This seems to be adulthood. That, and never for one second not being myself around him. I had a brief spate of panic when I wondered what will happen when the real, boring Beatrice emerges, after all these exciting dates during which I pretended to be spontaneous and social, because that is what happened when I was in my early twenties; and then I realized that the real, boring Beatrice is not waiting in the wings. Berowne has been going on dates with her all along.
"So," says Adulthood, "what was it that everyone was saying about it being easier? That you scorned?"
"Yeah, yeah," I say. "Come back when you can help with this body image thing."
Because, alas, one thing I don't seem able to outgrow is the body image problem. Now - and this is important both in that people who worry about me read this and in that I know what a major change it is - I do not engage in disordered eating any more, and I haven't for years.
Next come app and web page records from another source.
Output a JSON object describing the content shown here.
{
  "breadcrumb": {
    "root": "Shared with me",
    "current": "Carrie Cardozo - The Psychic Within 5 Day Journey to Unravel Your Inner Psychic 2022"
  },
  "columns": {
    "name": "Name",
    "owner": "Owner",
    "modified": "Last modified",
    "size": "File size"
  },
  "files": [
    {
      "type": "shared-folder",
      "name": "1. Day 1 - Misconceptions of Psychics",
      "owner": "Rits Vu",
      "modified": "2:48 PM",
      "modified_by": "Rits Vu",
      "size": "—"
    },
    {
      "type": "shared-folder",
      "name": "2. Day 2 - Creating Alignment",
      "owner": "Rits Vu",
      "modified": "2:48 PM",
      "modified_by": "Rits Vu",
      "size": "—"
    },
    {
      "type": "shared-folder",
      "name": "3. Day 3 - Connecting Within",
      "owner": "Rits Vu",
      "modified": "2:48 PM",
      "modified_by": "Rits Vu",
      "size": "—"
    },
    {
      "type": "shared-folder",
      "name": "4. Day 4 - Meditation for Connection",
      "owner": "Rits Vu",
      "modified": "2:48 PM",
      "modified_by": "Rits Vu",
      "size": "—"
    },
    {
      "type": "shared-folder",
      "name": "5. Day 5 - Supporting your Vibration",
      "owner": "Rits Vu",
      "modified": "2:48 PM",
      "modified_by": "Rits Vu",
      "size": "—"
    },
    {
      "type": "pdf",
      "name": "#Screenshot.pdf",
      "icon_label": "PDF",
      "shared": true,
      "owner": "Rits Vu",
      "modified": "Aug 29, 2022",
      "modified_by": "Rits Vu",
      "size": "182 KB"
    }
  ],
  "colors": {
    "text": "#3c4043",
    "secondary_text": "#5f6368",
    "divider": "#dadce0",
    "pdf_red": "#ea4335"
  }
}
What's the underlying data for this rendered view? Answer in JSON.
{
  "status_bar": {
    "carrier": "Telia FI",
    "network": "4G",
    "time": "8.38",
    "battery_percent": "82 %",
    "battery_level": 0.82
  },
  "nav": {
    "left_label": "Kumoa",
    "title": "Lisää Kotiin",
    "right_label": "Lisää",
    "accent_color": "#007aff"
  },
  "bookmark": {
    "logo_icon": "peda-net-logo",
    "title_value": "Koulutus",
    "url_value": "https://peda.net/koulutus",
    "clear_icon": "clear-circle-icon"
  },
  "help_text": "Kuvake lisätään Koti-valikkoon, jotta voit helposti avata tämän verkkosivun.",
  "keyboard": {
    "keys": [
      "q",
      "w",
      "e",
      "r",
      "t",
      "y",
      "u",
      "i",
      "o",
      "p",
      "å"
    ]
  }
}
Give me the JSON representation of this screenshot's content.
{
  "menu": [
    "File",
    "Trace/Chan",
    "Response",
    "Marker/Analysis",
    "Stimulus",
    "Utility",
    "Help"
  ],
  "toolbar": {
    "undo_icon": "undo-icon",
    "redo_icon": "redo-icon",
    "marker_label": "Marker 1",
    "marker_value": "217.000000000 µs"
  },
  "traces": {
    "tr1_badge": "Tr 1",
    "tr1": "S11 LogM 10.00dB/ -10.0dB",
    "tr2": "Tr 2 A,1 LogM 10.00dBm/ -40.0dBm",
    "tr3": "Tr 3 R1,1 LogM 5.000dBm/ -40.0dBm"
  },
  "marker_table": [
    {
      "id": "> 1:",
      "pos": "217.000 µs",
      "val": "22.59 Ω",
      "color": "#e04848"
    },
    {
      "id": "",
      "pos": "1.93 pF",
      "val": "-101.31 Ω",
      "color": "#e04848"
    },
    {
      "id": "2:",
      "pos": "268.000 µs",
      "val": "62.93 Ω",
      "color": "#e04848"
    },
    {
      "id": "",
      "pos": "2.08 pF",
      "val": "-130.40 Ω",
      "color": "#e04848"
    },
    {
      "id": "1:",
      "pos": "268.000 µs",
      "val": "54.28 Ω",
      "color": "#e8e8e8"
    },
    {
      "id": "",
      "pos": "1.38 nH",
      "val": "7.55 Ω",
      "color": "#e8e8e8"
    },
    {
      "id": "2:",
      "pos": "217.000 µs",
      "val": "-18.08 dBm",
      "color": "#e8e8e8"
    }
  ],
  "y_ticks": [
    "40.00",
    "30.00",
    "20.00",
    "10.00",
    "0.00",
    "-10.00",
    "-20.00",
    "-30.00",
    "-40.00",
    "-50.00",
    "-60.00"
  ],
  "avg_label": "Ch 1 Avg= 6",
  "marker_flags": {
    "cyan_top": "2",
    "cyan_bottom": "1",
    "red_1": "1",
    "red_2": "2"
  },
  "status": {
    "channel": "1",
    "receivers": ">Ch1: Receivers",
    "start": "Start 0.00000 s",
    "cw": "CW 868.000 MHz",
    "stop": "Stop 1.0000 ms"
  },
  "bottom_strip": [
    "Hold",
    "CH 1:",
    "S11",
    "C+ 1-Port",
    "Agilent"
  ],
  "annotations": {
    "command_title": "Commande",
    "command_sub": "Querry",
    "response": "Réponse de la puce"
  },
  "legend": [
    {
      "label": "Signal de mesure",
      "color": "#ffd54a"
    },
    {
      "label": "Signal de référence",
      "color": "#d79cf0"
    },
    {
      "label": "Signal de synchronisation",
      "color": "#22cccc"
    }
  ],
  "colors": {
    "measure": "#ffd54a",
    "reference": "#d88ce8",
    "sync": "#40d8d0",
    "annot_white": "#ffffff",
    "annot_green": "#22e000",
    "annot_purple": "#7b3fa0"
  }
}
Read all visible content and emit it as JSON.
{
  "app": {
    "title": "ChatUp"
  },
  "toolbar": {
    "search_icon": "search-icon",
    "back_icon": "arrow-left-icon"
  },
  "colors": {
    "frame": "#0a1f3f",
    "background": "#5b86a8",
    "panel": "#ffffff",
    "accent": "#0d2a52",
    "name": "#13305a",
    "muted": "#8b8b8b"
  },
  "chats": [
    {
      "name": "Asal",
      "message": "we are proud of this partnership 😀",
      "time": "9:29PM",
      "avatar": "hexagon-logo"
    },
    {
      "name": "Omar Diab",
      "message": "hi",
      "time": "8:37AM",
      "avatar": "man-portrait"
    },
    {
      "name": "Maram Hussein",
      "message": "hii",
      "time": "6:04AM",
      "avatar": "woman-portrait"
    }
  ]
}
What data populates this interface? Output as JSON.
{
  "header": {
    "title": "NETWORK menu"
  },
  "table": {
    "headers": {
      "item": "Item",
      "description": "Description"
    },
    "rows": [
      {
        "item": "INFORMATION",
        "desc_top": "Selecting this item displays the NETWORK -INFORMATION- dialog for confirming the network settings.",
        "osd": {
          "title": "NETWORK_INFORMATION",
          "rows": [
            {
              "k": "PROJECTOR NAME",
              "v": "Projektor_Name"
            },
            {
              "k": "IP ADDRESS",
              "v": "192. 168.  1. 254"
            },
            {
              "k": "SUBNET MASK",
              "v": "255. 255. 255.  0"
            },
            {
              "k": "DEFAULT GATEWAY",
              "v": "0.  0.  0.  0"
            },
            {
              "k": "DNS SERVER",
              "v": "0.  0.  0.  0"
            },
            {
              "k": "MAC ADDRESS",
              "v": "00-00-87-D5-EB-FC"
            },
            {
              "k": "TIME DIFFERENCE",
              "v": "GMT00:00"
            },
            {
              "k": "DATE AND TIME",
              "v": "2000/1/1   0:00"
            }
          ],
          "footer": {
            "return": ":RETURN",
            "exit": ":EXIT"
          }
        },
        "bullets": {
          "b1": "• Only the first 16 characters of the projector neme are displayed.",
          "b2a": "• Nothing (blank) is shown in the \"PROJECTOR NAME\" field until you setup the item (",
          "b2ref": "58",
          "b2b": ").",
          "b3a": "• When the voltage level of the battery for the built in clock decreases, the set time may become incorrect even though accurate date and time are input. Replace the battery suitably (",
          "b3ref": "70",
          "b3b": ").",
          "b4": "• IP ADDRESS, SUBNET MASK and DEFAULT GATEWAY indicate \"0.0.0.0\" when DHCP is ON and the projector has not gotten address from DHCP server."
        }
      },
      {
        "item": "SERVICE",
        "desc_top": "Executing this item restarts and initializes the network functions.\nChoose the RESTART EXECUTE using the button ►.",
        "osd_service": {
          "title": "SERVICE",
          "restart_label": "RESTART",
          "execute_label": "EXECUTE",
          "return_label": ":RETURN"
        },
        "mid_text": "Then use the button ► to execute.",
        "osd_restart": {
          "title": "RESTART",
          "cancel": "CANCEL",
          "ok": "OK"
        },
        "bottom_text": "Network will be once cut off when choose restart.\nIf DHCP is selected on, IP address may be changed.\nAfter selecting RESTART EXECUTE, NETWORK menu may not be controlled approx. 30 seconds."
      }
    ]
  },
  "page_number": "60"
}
I am justly proud of the fact that when the old self-hatreds loom at me in the mirror, five minutes later if I'm hungry I am going to damn well eat. I love food. I love the social ritual of eating. I hate being hungry, and everyone around me hates it when I'm hungry, and my little exercise addiction and a decent metabolism mean I can usually eat what I want and stay relatively slim. Less so as I age, of course. But I refuse to ever starve myself again.
So my eating habits are not being affected by my body image issues. But my feelings are, and that is still hard. I am regaining the weight I lost in early June; unfortunately, I'm not regaining it because I am eating lean protein and putting muscle mass back on. I am regaining it because I can no longer watch a BBC period drama without eating an entire pint of ice cream, and Netflix has a lot of BBC period dramas available. Next week I have a work physical which involves finding out my weight and body fat percentage, and I am worried about the result making me unhappy. It is very, very hard for me not to believe that thinner is always better; not to feel sexier and worthier of attention when I'm ten pounds underweight. I don't know if that will ever change. Maybe not acting on those feelings is the best I'll be able to do.
Gah! Let's talk about something more cheerful.
On the good side of self-image, my hairdresser has taken to cutting my already-pixie-short hair shorter and shorter, just because (she says) I can get away with it. Last month I was startled by the shortness, and this month she went even farther. I look like Joan of Arc, if Joan of Arc was thirty-five and had opinions on air-conditioning (she probably would have, if they'd had it). And I really like it. The morning after having it cut, looking at myself with my cropped hair and nothing to hide behind, I thought, "This is my face," and experienced a deep pleasure at the thought.
It wasn't vanity, I'd hope; and the thought wasn't, "This is my beautiful face." It's just my face. Asymmetrical and long-nosed, with frequently bad skin, deep laughter lines around the eyes, and one age-spotted area where I apparently missed with the sunscreen every day for decades. And I like it more the less ability I have to hide it behind anything.
Adulthood. A mixed bag, but on the whole miles better than what came before. It's working out for me, at any rate. Now if I could just find that cable box and have time to read something.